For a college intern invited to meet with the president of a big company, I wouldn't recommend trying to find a different opportunity to meet. This invitation is a gift from the latter, with the benefit almost entirely going to the intern, so it would be neither polite nor strategically sound to try to alter it. Also, the president's schedule is likely very full, so it could well be difficult to make time for another meeting before the internship is over. –  Isaac Moses Jul 23 '12 at 15:06
1  
@msh210, I've (heavily) revised both the question and my answer in response to comments. People who previously up-voted this answer should check if they still agree. –  Monica Cellio Jul 23 '12 at 17:52
1  
Thanks! I went and just had water, and it was clear based on the age disparity of the people meeting, the clothes we were wearing, and the time of day that this was a business-related meeting and that I was not eating anything. –  Daniel Jul 26 '12 at 21:05
    
@Daniel, thanks for reporting on what happened. –  Monica Cellio Jul 26 '12 at 21:15

I mostly agree with the Monica Cellio. Marit ayin should never a problem; see my answer to this question. For the sake of kavod haberiyot, you may eat things that are non-kosher rabbinically (but not biblically treyf), if it would please your employers and co-workers. But that is prohibited if they would not get any hana'ah (benefit) from eating together with you, or if you want to be strict personally (but that is beyond what the halakhah requires). This is based on the principle suggested by the Gemara in Perek Gimel (?) of Masechet Brachos that says kavod habriyos is docheh (pushes off) Lo Sasur. However, there is probably food that you can eat that is even kosher rabinically. Either way, you could always order a diet coke, which is the advice suggested by Charlie Harary in this shiur/Q&A entitled Preparing for the Workforce: A Candid Discussion about the Unique Challenges and Opportunities a Committed Jew Encounters in the Workplace.

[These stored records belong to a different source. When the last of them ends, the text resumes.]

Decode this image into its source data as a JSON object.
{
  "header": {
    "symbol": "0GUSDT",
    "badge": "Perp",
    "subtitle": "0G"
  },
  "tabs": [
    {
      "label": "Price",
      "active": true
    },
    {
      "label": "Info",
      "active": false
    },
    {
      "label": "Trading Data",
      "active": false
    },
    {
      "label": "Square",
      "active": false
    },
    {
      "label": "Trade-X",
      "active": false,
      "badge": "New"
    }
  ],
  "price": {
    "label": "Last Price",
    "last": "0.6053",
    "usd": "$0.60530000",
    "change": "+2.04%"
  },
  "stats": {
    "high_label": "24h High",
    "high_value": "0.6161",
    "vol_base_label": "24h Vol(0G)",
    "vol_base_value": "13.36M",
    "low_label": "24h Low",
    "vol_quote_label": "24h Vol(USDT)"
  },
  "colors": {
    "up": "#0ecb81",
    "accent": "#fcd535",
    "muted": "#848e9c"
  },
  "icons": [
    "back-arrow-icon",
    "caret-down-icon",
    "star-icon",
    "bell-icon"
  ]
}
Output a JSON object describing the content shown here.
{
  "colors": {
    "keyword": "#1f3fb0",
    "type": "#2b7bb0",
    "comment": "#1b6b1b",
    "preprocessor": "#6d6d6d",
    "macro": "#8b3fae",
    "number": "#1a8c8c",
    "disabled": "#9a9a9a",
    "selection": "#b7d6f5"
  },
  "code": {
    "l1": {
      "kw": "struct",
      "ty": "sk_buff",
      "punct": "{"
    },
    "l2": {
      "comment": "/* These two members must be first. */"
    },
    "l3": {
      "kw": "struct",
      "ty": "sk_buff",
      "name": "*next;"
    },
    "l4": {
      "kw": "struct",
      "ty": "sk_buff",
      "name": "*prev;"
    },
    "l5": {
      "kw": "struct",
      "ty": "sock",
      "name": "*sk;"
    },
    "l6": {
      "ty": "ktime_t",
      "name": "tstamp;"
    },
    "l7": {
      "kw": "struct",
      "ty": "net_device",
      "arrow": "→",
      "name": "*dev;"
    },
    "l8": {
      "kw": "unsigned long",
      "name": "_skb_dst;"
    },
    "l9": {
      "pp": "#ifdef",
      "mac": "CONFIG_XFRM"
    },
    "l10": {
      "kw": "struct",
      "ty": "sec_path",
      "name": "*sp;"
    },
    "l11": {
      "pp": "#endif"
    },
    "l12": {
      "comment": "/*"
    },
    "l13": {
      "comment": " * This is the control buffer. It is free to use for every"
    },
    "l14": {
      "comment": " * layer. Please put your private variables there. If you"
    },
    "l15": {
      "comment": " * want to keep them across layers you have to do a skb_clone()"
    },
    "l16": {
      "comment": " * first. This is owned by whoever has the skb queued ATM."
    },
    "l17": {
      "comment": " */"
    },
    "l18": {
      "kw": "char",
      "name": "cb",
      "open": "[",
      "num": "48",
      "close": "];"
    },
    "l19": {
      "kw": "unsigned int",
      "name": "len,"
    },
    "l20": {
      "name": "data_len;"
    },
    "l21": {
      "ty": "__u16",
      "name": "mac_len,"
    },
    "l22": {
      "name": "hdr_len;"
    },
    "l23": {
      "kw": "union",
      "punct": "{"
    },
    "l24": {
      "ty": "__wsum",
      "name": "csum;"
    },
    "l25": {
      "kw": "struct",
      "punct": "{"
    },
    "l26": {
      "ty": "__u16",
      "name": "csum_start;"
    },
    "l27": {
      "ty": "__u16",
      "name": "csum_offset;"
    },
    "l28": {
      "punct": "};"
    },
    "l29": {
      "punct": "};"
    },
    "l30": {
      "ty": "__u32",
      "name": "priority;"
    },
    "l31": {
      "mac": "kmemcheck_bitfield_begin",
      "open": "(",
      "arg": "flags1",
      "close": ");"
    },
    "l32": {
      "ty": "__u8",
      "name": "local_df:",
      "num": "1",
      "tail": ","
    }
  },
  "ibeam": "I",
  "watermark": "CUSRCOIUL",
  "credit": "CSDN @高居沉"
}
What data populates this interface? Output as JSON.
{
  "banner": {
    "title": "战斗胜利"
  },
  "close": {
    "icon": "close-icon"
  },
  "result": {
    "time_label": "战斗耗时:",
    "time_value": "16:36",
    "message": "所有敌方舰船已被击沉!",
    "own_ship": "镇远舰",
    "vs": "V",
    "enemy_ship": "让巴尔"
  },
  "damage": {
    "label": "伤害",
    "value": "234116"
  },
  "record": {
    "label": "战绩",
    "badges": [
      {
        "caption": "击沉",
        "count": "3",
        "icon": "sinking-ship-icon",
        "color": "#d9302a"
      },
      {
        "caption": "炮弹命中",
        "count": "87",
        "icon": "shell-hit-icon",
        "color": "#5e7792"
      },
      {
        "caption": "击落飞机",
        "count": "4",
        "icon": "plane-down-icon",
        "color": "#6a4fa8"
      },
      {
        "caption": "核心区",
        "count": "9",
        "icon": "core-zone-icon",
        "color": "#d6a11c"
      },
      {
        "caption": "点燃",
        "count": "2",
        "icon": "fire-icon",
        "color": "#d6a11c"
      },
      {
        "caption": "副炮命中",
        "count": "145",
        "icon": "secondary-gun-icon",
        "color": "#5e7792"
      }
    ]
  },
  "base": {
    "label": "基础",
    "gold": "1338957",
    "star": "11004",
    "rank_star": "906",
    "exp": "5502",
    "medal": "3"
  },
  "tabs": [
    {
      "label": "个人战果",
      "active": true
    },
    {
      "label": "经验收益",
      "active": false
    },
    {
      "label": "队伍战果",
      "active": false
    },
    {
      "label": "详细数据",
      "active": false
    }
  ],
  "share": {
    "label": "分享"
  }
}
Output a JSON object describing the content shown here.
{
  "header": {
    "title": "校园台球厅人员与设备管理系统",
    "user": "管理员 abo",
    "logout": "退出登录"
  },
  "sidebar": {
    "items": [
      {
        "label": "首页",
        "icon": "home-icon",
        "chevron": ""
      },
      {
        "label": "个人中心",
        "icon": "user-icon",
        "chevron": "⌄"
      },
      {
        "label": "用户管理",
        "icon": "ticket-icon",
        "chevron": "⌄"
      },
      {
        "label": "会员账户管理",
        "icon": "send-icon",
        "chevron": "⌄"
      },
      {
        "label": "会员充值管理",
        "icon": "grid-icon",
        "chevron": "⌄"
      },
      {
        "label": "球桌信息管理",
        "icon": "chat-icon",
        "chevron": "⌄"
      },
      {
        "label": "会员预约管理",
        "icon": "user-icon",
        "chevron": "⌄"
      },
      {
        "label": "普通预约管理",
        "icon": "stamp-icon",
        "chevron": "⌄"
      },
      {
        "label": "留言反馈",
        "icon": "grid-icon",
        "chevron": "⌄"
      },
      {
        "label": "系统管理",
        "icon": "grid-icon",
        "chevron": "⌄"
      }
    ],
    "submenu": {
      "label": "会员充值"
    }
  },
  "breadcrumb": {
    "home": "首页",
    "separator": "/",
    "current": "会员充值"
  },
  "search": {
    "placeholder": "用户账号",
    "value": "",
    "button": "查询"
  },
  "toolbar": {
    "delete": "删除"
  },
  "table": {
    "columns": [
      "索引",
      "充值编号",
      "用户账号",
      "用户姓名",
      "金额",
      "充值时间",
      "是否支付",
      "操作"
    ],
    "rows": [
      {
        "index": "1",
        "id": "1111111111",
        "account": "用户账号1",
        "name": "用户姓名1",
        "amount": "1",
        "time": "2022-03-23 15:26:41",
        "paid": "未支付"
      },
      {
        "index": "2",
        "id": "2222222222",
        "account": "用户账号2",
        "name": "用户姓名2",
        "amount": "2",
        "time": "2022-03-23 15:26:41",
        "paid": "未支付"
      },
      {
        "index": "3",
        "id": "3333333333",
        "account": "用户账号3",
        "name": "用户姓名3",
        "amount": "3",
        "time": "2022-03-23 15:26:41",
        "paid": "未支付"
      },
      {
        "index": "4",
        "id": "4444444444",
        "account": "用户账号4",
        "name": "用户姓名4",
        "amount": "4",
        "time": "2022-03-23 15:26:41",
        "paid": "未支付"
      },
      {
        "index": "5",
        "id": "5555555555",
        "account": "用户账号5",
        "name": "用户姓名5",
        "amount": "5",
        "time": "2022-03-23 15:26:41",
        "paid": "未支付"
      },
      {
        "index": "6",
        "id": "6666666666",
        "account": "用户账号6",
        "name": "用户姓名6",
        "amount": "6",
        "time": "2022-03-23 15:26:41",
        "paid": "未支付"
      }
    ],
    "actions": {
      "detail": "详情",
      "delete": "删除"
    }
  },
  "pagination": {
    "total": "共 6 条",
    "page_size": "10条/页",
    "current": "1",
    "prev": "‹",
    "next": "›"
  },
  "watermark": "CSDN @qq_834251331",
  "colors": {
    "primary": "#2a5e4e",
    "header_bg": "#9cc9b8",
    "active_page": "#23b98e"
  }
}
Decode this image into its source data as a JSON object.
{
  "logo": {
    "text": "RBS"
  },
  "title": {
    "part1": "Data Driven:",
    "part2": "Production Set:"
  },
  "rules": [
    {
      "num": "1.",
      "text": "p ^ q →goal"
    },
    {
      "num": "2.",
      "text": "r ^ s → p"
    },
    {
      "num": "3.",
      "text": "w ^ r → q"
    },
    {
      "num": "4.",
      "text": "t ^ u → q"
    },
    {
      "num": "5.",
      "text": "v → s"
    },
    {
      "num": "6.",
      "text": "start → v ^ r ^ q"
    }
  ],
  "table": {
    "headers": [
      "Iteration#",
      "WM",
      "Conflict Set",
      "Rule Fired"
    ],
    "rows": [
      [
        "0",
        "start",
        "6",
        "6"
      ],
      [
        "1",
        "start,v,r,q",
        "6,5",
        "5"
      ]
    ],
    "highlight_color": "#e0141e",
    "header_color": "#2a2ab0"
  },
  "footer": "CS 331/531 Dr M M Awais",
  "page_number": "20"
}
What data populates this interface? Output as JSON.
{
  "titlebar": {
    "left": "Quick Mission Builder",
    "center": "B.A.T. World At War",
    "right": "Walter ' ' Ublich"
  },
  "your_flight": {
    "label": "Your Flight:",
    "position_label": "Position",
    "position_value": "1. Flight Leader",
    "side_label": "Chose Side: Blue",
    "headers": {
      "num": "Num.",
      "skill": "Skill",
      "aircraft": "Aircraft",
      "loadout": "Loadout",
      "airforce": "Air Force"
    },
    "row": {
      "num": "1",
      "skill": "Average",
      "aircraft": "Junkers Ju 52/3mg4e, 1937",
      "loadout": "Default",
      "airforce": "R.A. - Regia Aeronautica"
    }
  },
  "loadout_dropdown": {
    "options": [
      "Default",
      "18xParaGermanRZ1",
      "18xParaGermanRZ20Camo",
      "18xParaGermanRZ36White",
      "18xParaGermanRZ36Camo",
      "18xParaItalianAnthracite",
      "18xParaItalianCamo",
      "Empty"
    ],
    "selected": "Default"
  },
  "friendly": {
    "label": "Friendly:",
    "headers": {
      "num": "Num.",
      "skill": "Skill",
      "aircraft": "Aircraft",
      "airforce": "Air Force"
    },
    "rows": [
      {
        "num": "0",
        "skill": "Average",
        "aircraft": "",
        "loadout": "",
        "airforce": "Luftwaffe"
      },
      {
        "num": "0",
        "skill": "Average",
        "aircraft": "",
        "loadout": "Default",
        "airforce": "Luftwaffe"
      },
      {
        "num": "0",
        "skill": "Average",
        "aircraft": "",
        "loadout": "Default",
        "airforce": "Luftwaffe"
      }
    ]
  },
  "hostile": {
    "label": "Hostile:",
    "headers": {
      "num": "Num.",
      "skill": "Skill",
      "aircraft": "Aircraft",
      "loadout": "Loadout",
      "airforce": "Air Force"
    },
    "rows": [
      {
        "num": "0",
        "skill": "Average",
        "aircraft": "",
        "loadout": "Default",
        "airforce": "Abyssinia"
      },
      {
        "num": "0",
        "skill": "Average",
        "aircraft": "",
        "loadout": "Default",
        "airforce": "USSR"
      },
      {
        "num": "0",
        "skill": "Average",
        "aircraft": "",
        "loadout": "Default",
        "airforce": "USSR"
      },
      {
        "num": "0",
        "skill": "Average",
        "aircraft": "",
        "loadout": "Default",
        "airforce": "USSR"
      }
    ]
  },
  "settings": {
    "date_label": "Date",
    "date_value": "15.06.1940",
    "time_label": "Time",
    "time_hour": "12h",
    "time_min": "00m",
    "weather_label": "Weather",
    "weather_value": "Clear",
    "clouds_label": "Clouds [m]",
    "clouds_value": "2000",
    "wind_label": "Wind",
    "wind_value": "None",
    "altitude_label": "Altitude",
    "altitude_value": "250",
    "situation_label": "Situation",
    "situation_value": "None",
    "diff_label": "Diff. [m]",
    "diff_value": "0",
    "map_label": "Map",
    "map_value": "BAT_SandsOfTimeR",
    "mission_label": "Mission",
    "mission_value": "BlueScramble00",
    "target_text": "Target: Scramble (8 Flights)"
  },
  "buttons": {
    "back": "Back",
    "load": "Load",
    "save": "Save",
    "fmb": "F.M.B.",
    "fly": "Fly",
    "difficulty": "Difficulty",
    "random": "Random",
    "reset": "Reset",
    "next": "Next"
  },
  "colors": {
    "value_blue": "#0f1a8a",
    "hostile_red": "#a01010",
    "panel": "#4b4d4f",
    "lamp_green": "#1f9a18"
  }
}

share|improve this answer
9  
If you're going to suggest that people can eat non-kosher if they can justify it based on something as nebulous as kavod haberiyot, you'd best provide a source that both justifies this position and provides details about when and how it may apply. –  Isaac Moses Jul 23 '12 at 15:14
1  
Who's kavod habriyot is this: yours or your coworkers? –  Double AA Jul 23 '12 at 15:32
3  
Are you saying that maras ayin doesn't exist? –  Daniel Jul 23 '12 at 15:42
5  
@AdamMosheh, in that case, you're disputing centuries of tradition and thousands of pages of literature. If you do so based only on your own reasoning or that of an unidentified contemporary rabbi, you shouldn't be surprised if you get downvotes. –  Isaac Moses Jul 23 '12 at 16:19
5  
Adam, I don't know on what basis you can possibly say that there is no such thing as Marith 'Ayin. It's indisputable that the institution exists, was set up as a fence around the Torah, and has been used in Halachic literature for centuries (if not millennia). –  Seth J Jul 23 '12 at 17:15

Your Answer

 
discard

By posting your answer, you agree to the privacy policy and terms of service.

Not the answer you're looking for? Browse other questions tagged or ask your own question.